* _What the task asks_: Produce an exact copy of all the data below, dropping every image.

* _Supplied material_:
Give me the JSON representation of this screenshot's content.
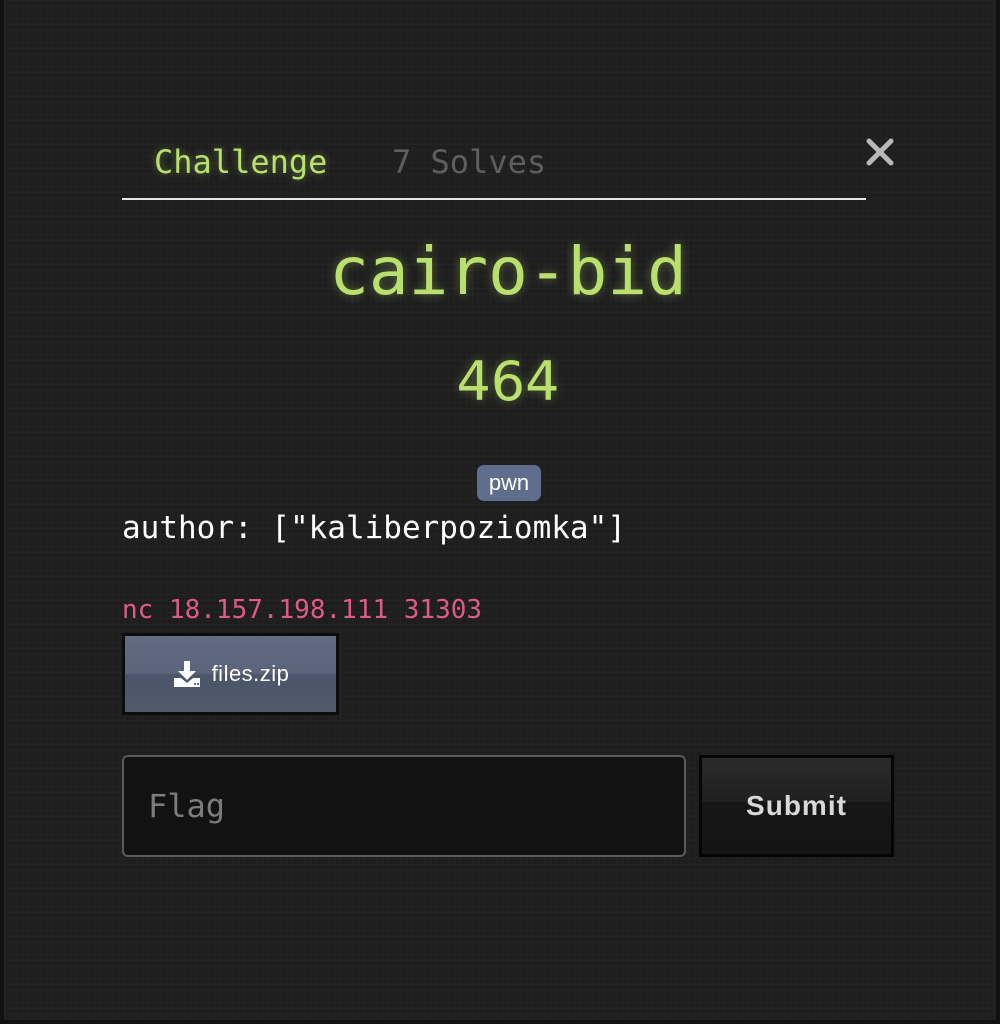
{
  "tabs": {
    "challenge": "Challenge",
    "solves": "7 Solves"
  },
  "challenge": {
    "name": "cairo-bid",
    "points": "464",
    "tag": "pwn",
    "author": "author: [\"kaliberpoziomka\"]",
    "connection": "nc 18.157.198.111 31303",
    "file": "files.zip"
  },
  "form": {
    "flag_placeholder": "Flag",
    "flag_value": "",
    "submit_label": "Submit"
  },
  "icons": {
    "close": "close-icon",
    "download": "download-icon"
  },
  "colors": {
    "accent": "#b9e06c",
    "connection": "#e05a86",
    "tag_bg": "#5e6e8c"
  }
}
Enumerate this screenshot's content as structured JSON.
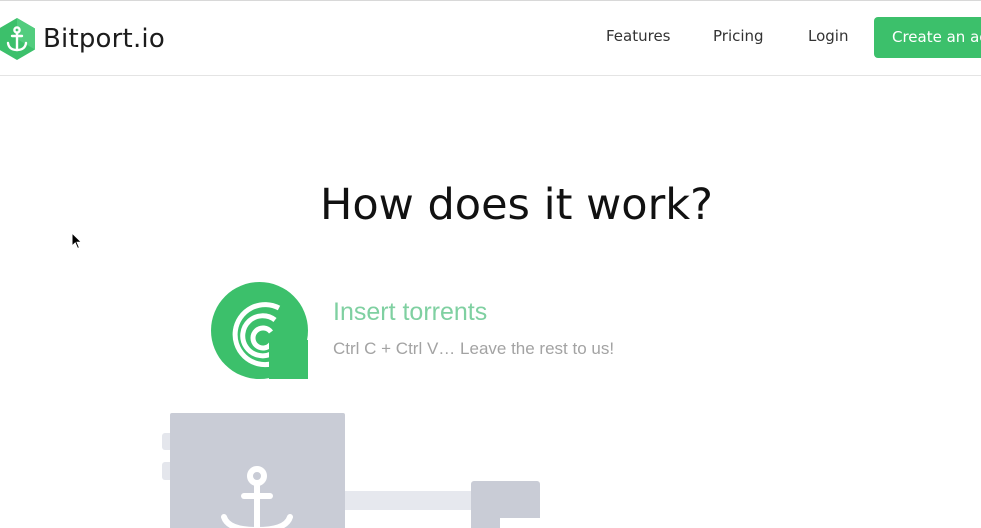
{
  "header": {
    "logo": {
      "brand": "Bitport",
      "tld": ".io"
    },
    "nav": {
      "features": "Features",
      "pricing": "Pricing",
      "login": "Login"
    },
    "cta_label": "Create an account"
  },
  "main": {
    "title": "How does it work?",
    "steps": [
      {
        "title": "Insert torrents",
        "description": "Ctrl C + Ctrl V… Leave the rest to us!"
      }
    ]
  },
  "colors": {
    "brand_green": "#3cc06b",
    "step_title": "#7fd0a1",
    "illustration_gray": "#c9ccd6"
  },
  "icons": [
    "anchor-icon",
    "torrent-icon",
    "cursor-icon"
  ]
}
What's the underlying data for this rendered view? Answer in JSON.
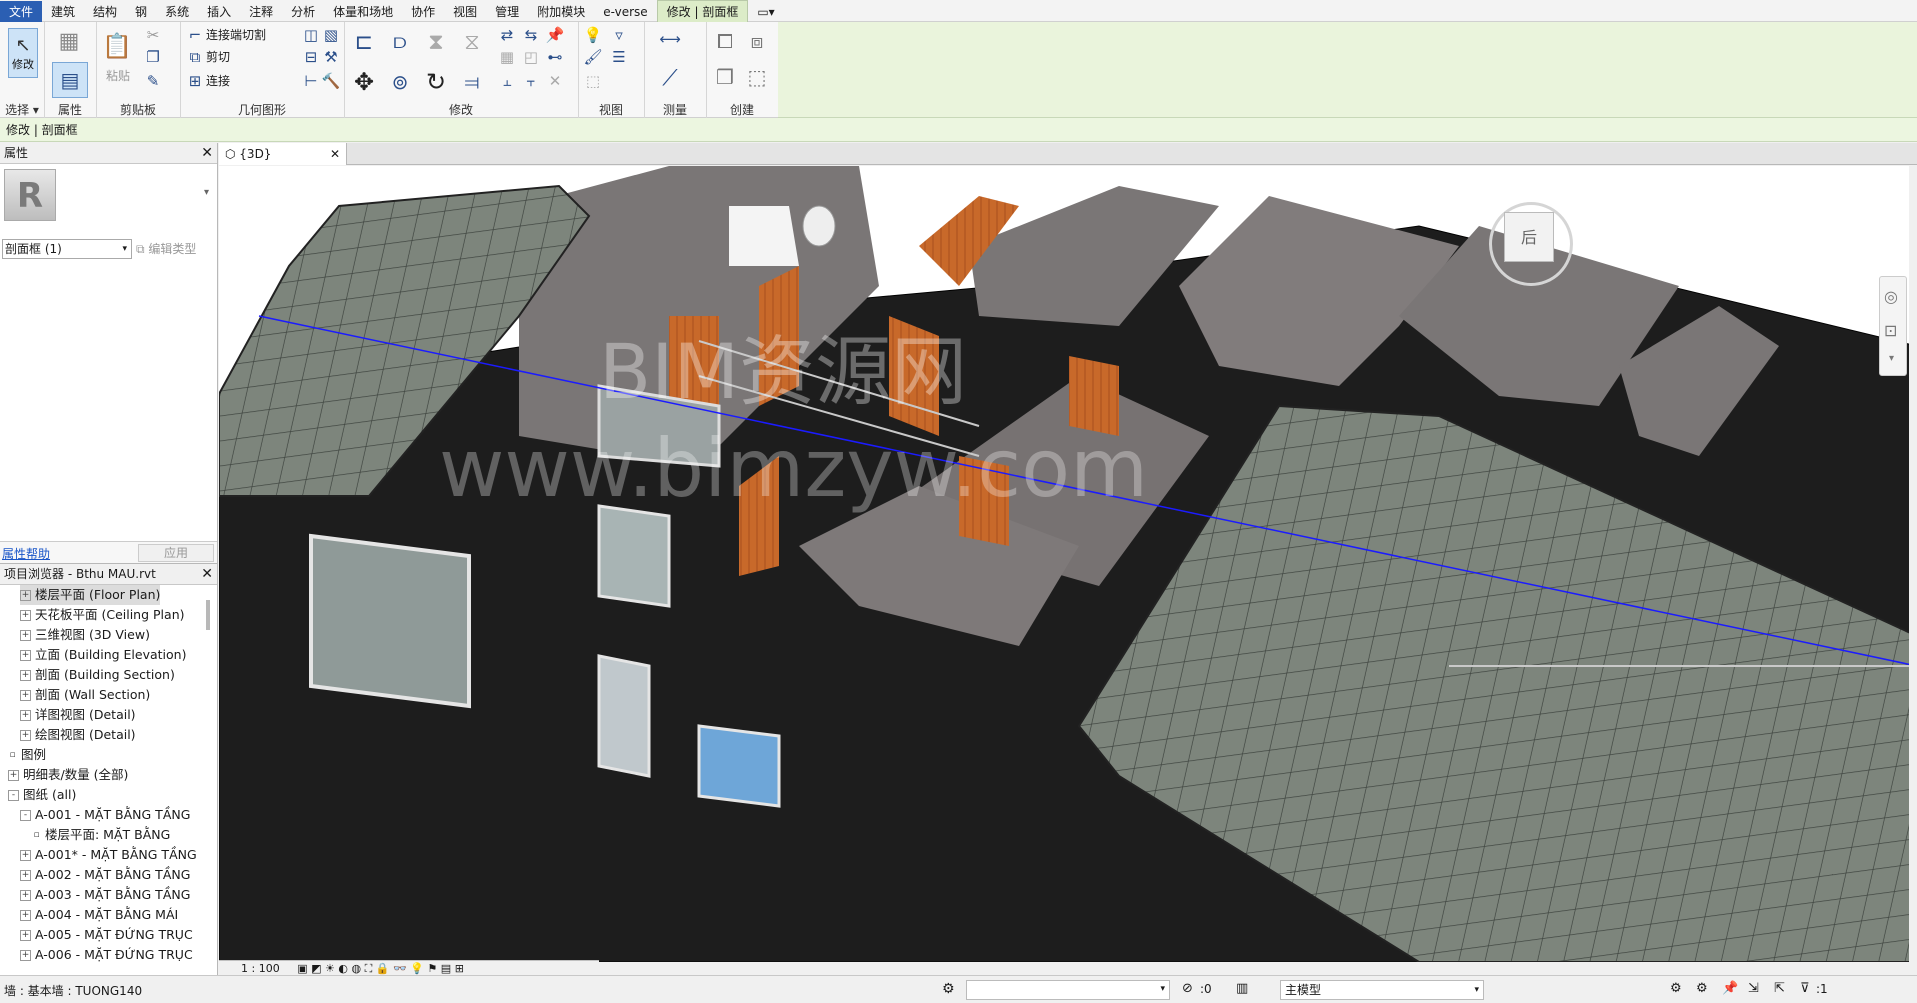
{
  "menu": {
    "tabs": [
      "文件",
      "建筑",
      "结构",
      "钢",
      "系统",
      "插入",
      "注释",
      "分析",
      "体量和场地",
      "协作",
      "视图",
      "管理",
      "附加模块",
      "e-verse",
      "修改 | 剖面框"
    ]
  },
  "ribbon": {
    "panels": {
      "select": "选择",
      "properties": "属性",
      "clipboard": "剪贴板",
      "geometry": "几何图形",
      "modify": "修改",
      "view": "视图",
      "measure": "测量",
      "create": "创建"
    },
    "modify_label": "修改",
    "paste_label": "粘贴",
    "geometry_items": [
      "连接端切割",
      "剪切",
      "连接"
    ]
  },
  "context_bar": "修改 | 剖面框",
  "properties": {
    "title": "属性",
    "type_selector": "剖面框 (1)",
    "edit_type": "编辑类型",
    "help_link": "属性帮助",
    "apply_button": "应用"
  },
  "browser": {
    "title": "项目浏览器 - Bthu MAU.rvt",
    "items": [
      {
        "label": "楼层平面 (Floor Plan)",
        "level": 1,
        "exp": "+"
      },
      {
        "label": "天花板平面 (Ceiling Plan)",
        "level": 1,
        "exp": "+"
      },
      {
        "label": "三维视图 (3D View)",
        "level": 1,
        "exp": "+"
      },
      {
        "label": "立面 (Building Elevation)",
        "level": 1,
        "exp": "+"
      },
      {
        "label": "剖面 (Building Section)",
        "level": 1,
        "exp": "+"
      },
      {
        "label": "剖面 (Wall Section)",
        "level": 1,
        "exp": "+"
      },
      {
        "label": "详图视图 (Detail)",
        "level": 1,
        "exp": "+"
      },
      {
        "label": "绘图视图 (Detail)",
        "level": 1,
        "exp": "+"
      },
      {
        "label": "图例",
        "level": 0,
        "exp": ""
      },
      {
        "label": "明细表/数量 (全部)",
        "level": 0,
        "exp": "+"
      },
      {
        "label": "图纸 (all)",
        "level": 0,
        "exp": "-"
      },
      {
        "label": "A-001 - MẶT BẰNG TẦNG",
        "level": 1,
        "exp": "-"
      },
      {
        "label": "楼层平面: MẶT BẰNG",
        "level": 2,
        "exp": ""
      },
      {
        "label": "A-001* - MẶT BẰNG TẦNG",
        "level": 1,
        "exp": "+"
      },
      {
        "label": "A-002 - MẶT BẰNG TẦNG",
        "level": 1,
        "exp": "+"
      },
      {
        "label": "A-003 - MẶT BẰNG TẦNG",
        "level": 1,
        "exp": "+"
      },
      {
        "label": "A-004 - MẶT BẰNG MÁI",
        "level": 1,
        "exp": "+"
      },
      {
        "label": "A-005 - MẶT ĐỨNG TRỤC",
        "level": 1,
        "exp": "+"
      },
      {
        "label": "A-006 - MẶT ĐỨNG TRỤC",
        "level": 1,
        "exp": "+"
      }
    ]
  },
  "view_tab": "{3D}",
  "view_scale": "1 : 100",
  "viewcube_face": "后",
  "watermark": {
    "line1": "BIM资源网",
    "line2": "www.bimzyw.com"
  },
  "status": {
    "left": "墙 : 基本墙 : TUONG140",
    "worksets": ":0",
    "model": "主模型",
    "filter": ":1"
  },
  "colors": {
    "file_tab": "#2b5fb3",
    "context": "#dcecc8",
    "wall": "#1b1b1b",
    "roof": "#7f877e",
    "wood": "#c8692a",
    "floor": "#7a7676"
  }
}
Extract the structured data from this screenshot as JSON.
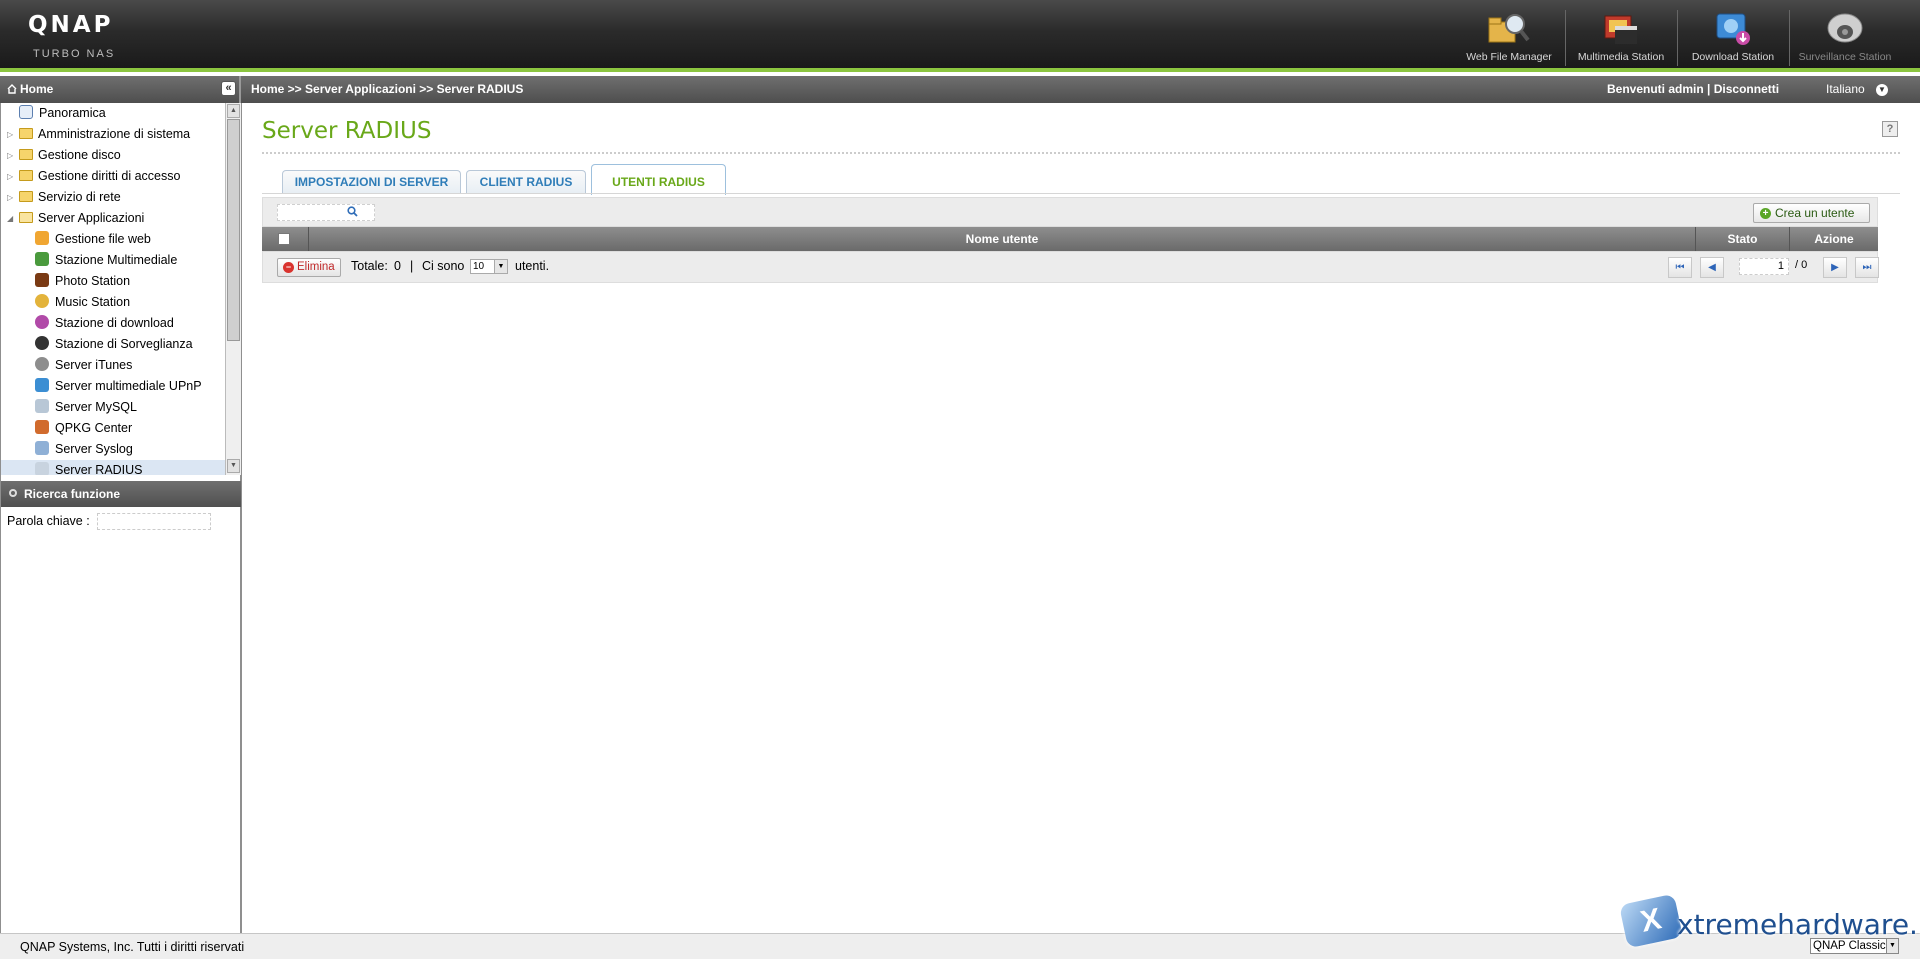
{
  "brand": {
    "name": "QNAP",
    "sub": "TURBO NAS"
  },
  "apps": [
    {
      "label": "Web File Manager",
      "icon": "web-file-manager-icon"
    },
    {
      "label": "Multimedia Station",
      "icon": "multimedia-station-icon"
    },
    {
      "label": "Download Station",
      "icon": "download-station-icon"
    },
    {
      "label": "Surveillance Station",
      "icon": "surveillance-station-icon"
    }
  ],
  "topbar": {
    "home": "Home",
    "breadcrumb": "Home >> Server Applicazioni >> Server RADIUS",
    "welcome": "Benvenuti admin",
    "separator": "|",
    "logout": "Disconnetti",
    "language": "Italiano"
  },
  "tree": {
    "items": [
      {
        "label": "Panoramica"
      },
      {
        "label": "Amministrazione di sistema"
      },
      {
        "label": "Gestione disco"
      },
      {
        "label": "Gestione diritti di accesso"
      },
      {
        "label": "Servizio di rete"
      },
      {
        "label": "Server Applicazioni"
      },
      {
        "label": "Gestione file web"
      },
      {
        "label": "Stazione Multimediale"
      },
      {
        "label": "Photo Station"
      },
      {
        "label": "Music Station"
      },
      {
        "label": "Stazione di download"
      },
      {
        "label": "Stazione di Sorveglianza"
      },
      {
        "label": "Server iTunes"
      },
      {
        "label": "Server multimediale UPnP"
      },
      {
        "label": "Server MySQL"
      },
      {
        "label": "QPKG Center"
      },
      {
        "label": "Server Syslog"
      },
      {
        "label": "Server RADIUS"
      }
    ]
  },
  "func_search": {
    "title": "Ricerca funzione",
    "keyword_label": "Parola chiave :",
    "keyword_value": ""
  },
  "page": {
    "title": "Server RADIUS"
  },
  "tabs": [
    {
      "label": "IMPOSTAZIONI DI SERVER",
      "active": false
    },
    {
      "label": "CLIENT RADIUS",
      "active": false
    },
    {
      "label": "UTENTI RADIUS",
      "active": true
    }
  ],
  "toolbar": {
    "search_value": "",
    "create_label": "Crea un utente"
  },
  "table": {
    "columns": [
      "Nome utente",
      "Stato",
      "Azione"
    ],
    "rows": []
  },
  "footer": {
    "delete_label": "Elimina",
    "total_label": "Totale:",
    "total_value": "0",
    "sep": "|",
    "per_page_label": "Ci sono",
    "per_page_value": "10",
    "per_page_suffix": "utenti.",
    "page_value": "1",
    "page_total": "/ 0"
  },
  "status": {
    "copyright": "QNAP Systems, Inc. Tutti i diritti riservati",
    "theme": "QNAP Classic"
  },
  "watermark": {
    "text": "xtremehardware.it"
  },
  "colors": {
    "accent_green": "#69a819",
    "tab_blue": "#2f7db8",
    "header_dark": "#2b2b2b",
    "accent_bar": "#8bc53f"
  }
}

* _Response area_:
Give me the JSON representation of this screenshot's content.
{
  "tabs": {
    "challenge": "Challenge",
    "solves": "7 Solves"
  },
  "challenge": {
    "name": "cairo-bid",
    "points": "464",
    "tag": "pwn",
    "author": "author: [\"kaliberpoziomka\"]",
    "connection": "nc 18.157.198.111 31303",
    "file": "files.zip"
  },
  "form": {
    "flag_placeholder": "Flag",
    "flag_value": "",
    "submit_label": "Submit"
  },
  "icons": {
    "close": "close-icon",
    "download": "download-icon"
  },
  "colors": {
    "accent": "#b9e06c",
    "connection": "#e05a86",
    "tag_bg": "#5e6e8c"
  }
}
Enumerate this screenshot's content as structured JSON.
{
  "header": {
    "logo": {
      "brand": "Bitport",
      "tld": ".io"
    },
    "nav": {
      "features": "Features",
      "pricing": "Pricing",
      "login": "Login"
    },
    "cta_label": "Create an account"
  },
  "main": {
    "title": "How does it work?",
    "steps": [
      {
        "title": "Insert torrents",
        "description": "Ctrl C + Ctrl V… Leave the rest to us!"
      }
    ]
  },
  "colors": {
    "brand_green": "#3cc06b",
    "step_title": "#7fd0a1",
    "illustration_gray": "#c9ccd6"
  },
  "icons": [
    "anchor-icon",
    "torrent-icon",
    "cursor-icon"
  ]
}
What's the underlying data for this rendered view? Answer in JSON.
{
  "menu": {
    "tabs": [
      "文件",
      "建筑",
      "结构",
      "钢",
      "系统",
      "插入",
      "注释",
      "分析",
      "体量和场地",
      "协作",
      "视图",
      "管理",
      "附加模块",
      "e-verse",
      "修改 | 剖面框"
    ]
  },
  "ribbon": {
    "panels": {
      "select": "选择",
      "properties": "属性",
      "clipboard": "剪贴板",
      "geometry": "几何图形",
      "modify": "修改",
      "view": "视图",
      "measure": "测量",
      "create": "创建"
    },
    "modify_label": "修改",
    "paste_label": "粘贴",
    "geometry_items": [
      "连接端切割",
      "剪切",
      "连接"
    ]
  },
  "context_bar": "修改 | 剖面框",
  "properties": {
    "title": "属性",
    "type_selector": "剖面框 (1)",
    "edit_type": "编辑类型",
    "help_link": "属性帮助",
    "apply_button": "应用"
  },
  "browser": {
    "title": "项目浏览器 - Bthu MAU.rvt",
    "items": [
      {
        "label": "楼层平面 (Floor Plan)",
        "level": 1,
        "exp": "+"
      },
      {
        "label": "天花板平面 (Ceiling Plan)",
        "level": 1,
        "exp": "+"
      },
      {
        "label": "三维视图 (3D View)",
        "level": 1,
        "exp": "+"
      },
      {
        "label": "立面 (Building Elevation)",
        "level": 1,
        "exp": "+"
      },
      {
        "label": "剖面 (Building Section)",
        "level": 1,
        "exp": "+"
      },
      {
        "label": "剖面 (Wall Section)",
        "level": 1,
        "exp": "+"
      },
      {
        "label": "详图视图 (Detail)",
        "level": 1,
        "exp": "+"
      },
      {
        "label": "绘图视图 (Detail)",
        "level": 1,
        "exp": "+"
      },
      {
        "label": "图例",
        "level": 0,
        "exp": ""
      },
      {
        "label": "明细表/数量 (全部)",
        "level": 0,
        "exp": "+"
      },
      {
        "label": "图纸 (all)",
        "level": 0,
        "exp": "-"
      },
      {
        "label": "A-001 - MẶT BẰNG TẦNG",
        "level": 1,
        "exp": "-"
      },
      {
        "label": "楼层平面: MẶT BẰNG",
        "level": 2,
        "exp": ""
      },
      {
        "label": "A-001* - MẶT BẰNG TẦNG",
        "level": 1,
        "exp": "+"
      },
      {
        "label": "A-002 - MẶT BẰNG TẦNG",
        "level": 1,
        "exp": "+"
      },
      {
        "label": "A-003 - MẶT BẰNG TẦNG",
        "level": 1,
        "exp": "+"
      },
      {
        "label": "A-004 - MẶT BẰNG MÁI",
        "level": 1,
        "exp": "+"
      },
      {
        "label": "A-005 - MẶT ĐỨNG TRỤC",
        "level": 1,
        "exp": "+"
      },
      {
        "label": "A-006 - MẶT ĐỨNG TRỤC",
        "level": 1,
        "exp": "+"
      }
    ]
  },
  "view_tab": "{3D}",
  "view_scale": "1 : 100",
  "viewcube_face": "后",
  "watermark": {
    "line1": "BIM资源网",
    "line2": "www.bimzyw.com"
  },
  "status": {
    "left": "墙 : 基本墙 : TUONG140",
    "worksets": ":0",
    "model": "主模型",
    "filter": ":1"
  },
  "colors": {
    "file_tab": "#2b5fb3",
    "context": "#dcecc8",
    "wall": "#1b1b1b",
    "roof": "#7f877e",
    "wood": "#c8692a",
    "floor": "#7a7676"
  }
}
Extract the structured data from this screenshot as JSON.
{
  "brand": {
    "name": "QNAP",
    "sub": "TURBO NAS"
  },
  "apps": [
    {
      "label": "Web File Manager",
      "icon": "web-file-manager-icon"
    },
    {
      "label": "Multimedia Station",
      "icon": "multimedia-station-icon"
    },
    {
      "label": "Download Station",
      "icon": "download-station-icon"
    },
    {
      "label": "Surveillance Station",
      "icon": "surveillance-station-icon"
    }
  ],
  "topbar": {
    "home": "Home",
    "breadcrumb": "Home >> Server Applicazioni >> Server RADIUS",
    "welcome": "Benvenuti admin",
    "separator": "|",
    "logout": "Disconnetti",
    "language": "Italiano"
  },
  "tree": {
    "items": [
      {
        "label": "Panoramica"
      },
      {
        "label": "Amministrazione di sistema"
      },
      {
        "label": "Gestione disco"
      },
      {
        "label": "Gestione diritti di accesso"
      },
      {
        "label": "Servizio di rete"
      },
      {
        "label": "Server Applicazioni"
      },
      {
        "label": "Gestione file web"
      },
      {
        "label": "Stazione Multimediale"
      },
      {
        "label": "Photo Station"
      },
      {
        "label": "Music Station"
      },
      {
        "label": "Stazione di download"
      },
      {
        "label": "Stazione di Sorveglianza"
      },
      {
        "label": "Server iTunes"
      },
      {
        "label": "Server multimediale UPnP"
      },
      {
        "label": "Server MySQL"
      },
      {
        "label": "QPKG Center"
      },
      {
        "label": "Server Syslog"
      },
      {
        "label": "Server RADIUS"
      }
    ]
  },
  "func_search": {
    "title": "Ricerca funzione",
    "keyword_label": "Parola chiave :",
    "keyword_value": ""
  },
  "page": {
    "title": "Server RADIUS"
  },
  "tabs": [
    {
      "label": "IMPOSTAZIONI DI SERVER",
      "active": false
    },
    {
      "label": "CLIENT RADIUS",
      "active": false
    },
    {
      "label": "UTENTI RADIUS",
      "active": true
    }
  ],
  "toolbar": {
    "search_value": "",
    "create_label": "Crea un utente"
  },
  "table": {
    "columns": [
      "Nome utente",
      "Stato",
      "Azione"
    ],
    "rows": []
  },
  "footer": {
    "delete_label": "Elimina",
    "total_label": "Totale:",
    "total_value": "0",
    "sep": "|",
    "per_page_label": "Ci sono",
    "per_page_value": "10",
    "per_page_suffix": "utenti.",
    "page_value": "1",
    "page_total": "/ 0"
  },
  "status": {
    "copyright": "QNAP Systems, Inc. Tutti i diritti riservati",
    "theme": "QNAP Classic"
  },
  "watermark": {
    "text": "xtremehardware.it"
  },
  "colors": {
    "accent_green": "#69a819",
    "tab_blue": "#2f7db8",
    "header_dark": "#2b2b2b",
    "accent_bar": "#8bc53f"
  }
}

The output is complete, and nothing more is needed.